## EXERCISE PROMPT
Every line holding the string "time" should be copied from the listing.
● ● ●
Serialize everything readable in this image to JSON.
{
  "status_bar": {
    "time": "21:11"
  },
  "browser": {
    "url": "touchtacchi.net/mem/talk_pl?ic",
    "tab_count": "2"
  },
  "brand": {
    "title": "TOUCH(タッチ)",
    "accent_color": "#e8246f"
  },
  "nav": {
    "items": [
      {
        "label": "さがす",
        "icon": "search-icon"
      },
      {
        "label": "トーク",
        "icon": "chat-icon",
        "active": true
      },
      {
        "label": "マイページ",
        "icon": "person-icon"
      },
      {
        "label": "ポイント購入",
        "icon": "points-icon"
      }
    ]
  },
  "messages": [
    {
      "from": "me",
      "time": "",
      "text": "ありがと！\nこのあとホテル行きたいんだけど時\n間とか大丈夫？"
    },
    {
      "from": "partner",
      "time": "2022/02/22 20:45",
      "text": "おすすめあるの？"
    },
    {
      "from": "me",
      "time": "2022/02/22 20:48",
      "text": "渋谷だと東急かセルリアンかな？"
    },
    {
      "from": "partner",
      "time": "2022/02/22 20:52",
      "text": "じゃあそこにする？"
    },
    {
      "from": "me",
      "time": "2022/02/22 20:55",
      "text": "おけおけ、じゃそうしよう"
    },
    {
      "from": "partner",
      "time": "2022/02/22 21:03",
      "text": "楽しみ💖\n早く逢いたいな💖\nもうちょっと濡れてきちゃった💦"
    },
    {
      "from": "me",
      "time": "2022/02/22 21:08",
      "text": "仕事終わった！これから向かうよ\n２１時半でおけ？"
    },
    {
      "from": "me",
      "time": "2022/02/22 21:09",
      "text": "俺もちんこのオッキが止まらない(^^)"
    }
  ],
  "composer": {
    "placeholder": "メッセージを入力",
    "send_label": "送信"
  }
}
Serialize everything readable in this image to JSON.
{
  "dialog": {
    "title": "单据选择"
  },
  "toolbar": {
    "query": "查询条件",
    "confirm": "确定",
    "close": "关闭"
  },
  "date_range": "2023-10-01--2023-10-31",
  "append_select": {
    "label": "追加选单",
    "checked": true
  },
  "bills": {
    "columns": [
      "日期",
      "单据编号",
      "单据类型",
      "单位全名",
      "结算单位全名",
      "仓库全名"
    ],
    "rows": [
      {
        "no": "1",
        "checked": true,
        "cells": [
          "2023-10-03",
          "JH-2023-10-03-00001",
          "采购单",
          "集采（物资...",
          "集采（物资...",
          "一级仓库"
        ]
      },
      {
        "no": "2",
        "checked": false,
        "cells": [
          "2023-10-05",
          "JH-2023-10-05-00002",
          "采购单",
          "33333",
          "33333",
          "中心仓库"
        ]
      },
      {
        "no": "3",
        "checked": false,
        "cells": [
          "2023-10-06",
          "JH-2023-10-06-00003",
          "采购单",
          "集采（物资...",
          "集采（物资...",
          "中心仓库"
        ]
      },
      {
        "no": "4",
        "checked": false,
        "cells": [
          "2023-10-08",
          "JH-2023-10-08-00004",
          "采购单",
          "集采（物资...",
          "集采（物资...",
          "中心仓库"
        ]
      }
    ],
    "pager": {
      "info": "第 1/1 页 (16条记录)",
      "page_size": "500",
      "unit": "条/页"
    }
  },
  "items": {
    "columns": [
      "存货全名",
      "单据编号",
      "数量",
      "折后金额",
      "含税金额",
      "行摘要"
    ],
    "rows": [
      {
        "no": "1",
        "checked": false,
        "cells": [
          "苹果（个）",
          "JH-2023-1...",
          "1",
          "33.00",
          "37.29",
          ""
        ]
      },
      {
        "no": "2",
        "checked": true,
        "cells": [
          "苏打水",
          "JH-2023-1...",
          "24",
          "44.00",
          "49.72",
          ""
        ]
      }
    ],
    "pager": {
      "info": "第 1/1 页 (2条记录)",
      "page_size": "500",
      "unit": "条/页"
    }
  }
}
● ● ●
## EXERCISE OUTPUT
    "time": "21:11"
      "time": "",
      "time": "2022/02/22 20:45",
      "time": "2022/02/22 20:48",
      "time": "2022/02/22 20:52",
      "time": "2022/02/22 20:55",
      "time": "2022/02/22 21:03",
      "time": "2022/02/22 21:08",
      "time": "2022/02/22 21:09",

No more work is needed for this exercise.